◆ **DESCRIPTION OF THE TASK**
Which lines below hold the word "机考体验"? Report each one.

◆ **MATERIAL FOR THE TASK**
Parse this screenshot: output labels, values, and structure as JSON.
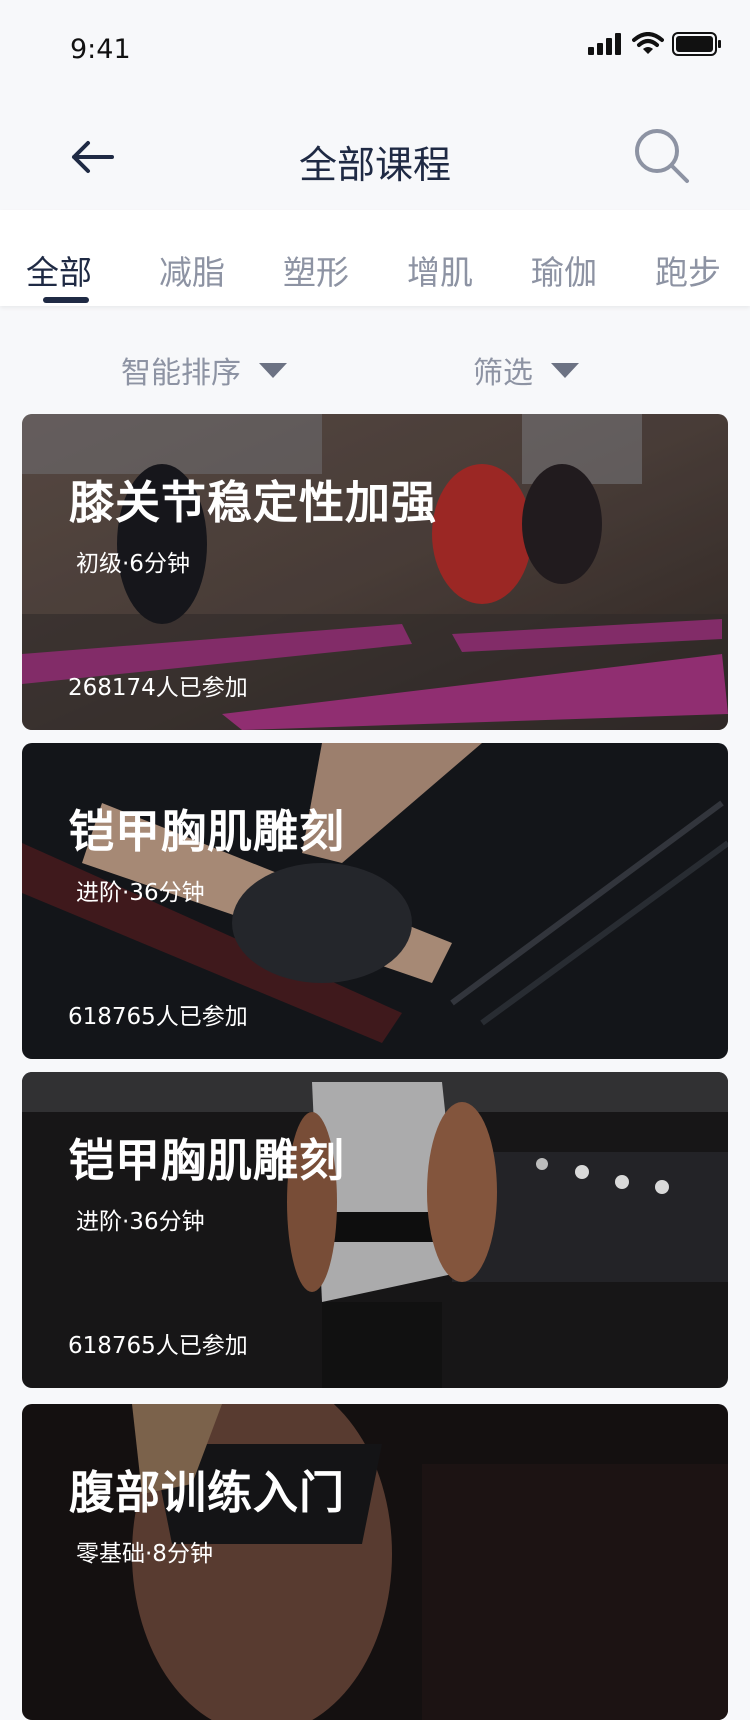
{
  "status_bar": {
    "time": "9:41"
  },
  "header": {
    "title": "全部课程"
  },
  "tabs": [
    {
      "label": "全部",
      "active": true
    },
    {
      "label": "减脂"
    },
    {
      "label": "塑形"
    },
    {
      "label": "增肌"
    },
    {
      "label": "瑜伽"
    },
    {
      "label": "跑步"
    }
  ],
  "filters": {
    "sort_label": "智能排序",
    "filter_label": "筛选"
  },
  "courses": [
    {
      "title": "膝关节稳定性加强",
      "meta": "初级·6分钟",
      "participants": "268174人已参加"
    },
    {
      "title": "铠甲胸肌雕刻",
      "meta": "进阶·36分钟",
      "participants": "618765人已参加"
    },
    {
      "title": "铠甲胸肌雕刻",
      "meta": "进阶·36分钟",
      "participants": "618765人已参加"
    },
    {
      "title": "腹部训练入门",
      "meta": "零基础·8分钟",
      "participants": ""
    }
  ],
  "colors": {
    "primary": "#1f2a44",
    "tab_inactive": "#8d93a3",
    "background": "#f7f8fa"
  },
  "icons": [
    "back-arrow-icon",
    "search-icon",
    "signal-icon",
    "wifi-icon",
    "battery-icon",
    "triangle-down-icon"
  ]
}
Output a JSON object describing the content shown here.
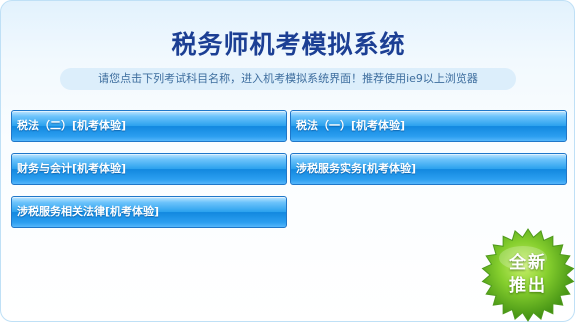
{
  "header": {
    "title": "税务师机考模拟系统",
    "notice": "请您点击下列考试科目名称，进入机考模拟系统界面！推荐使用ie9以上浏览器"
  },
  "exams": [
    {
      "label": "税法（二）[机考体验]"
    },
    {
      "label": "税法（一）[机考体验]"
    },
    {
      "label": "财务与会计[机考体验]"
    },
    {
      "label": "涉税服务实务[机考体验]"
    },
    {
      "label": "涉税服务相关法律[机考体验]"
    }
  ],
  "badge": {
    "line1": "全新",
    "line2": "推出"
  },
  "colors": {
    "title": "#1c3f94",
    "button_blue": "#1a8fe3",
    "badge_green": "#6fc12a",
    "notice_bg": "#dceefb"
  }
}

◆ **RESPONSE**
      "label": "税法（二）[机考体验]"
      "label": "税法（一）[机考体验]"
      "label": "财务与会计[机考体验]"
      "label": "涉税服务实务[机考体验]"
      "label": "涉税服务相关法律[机考体验]"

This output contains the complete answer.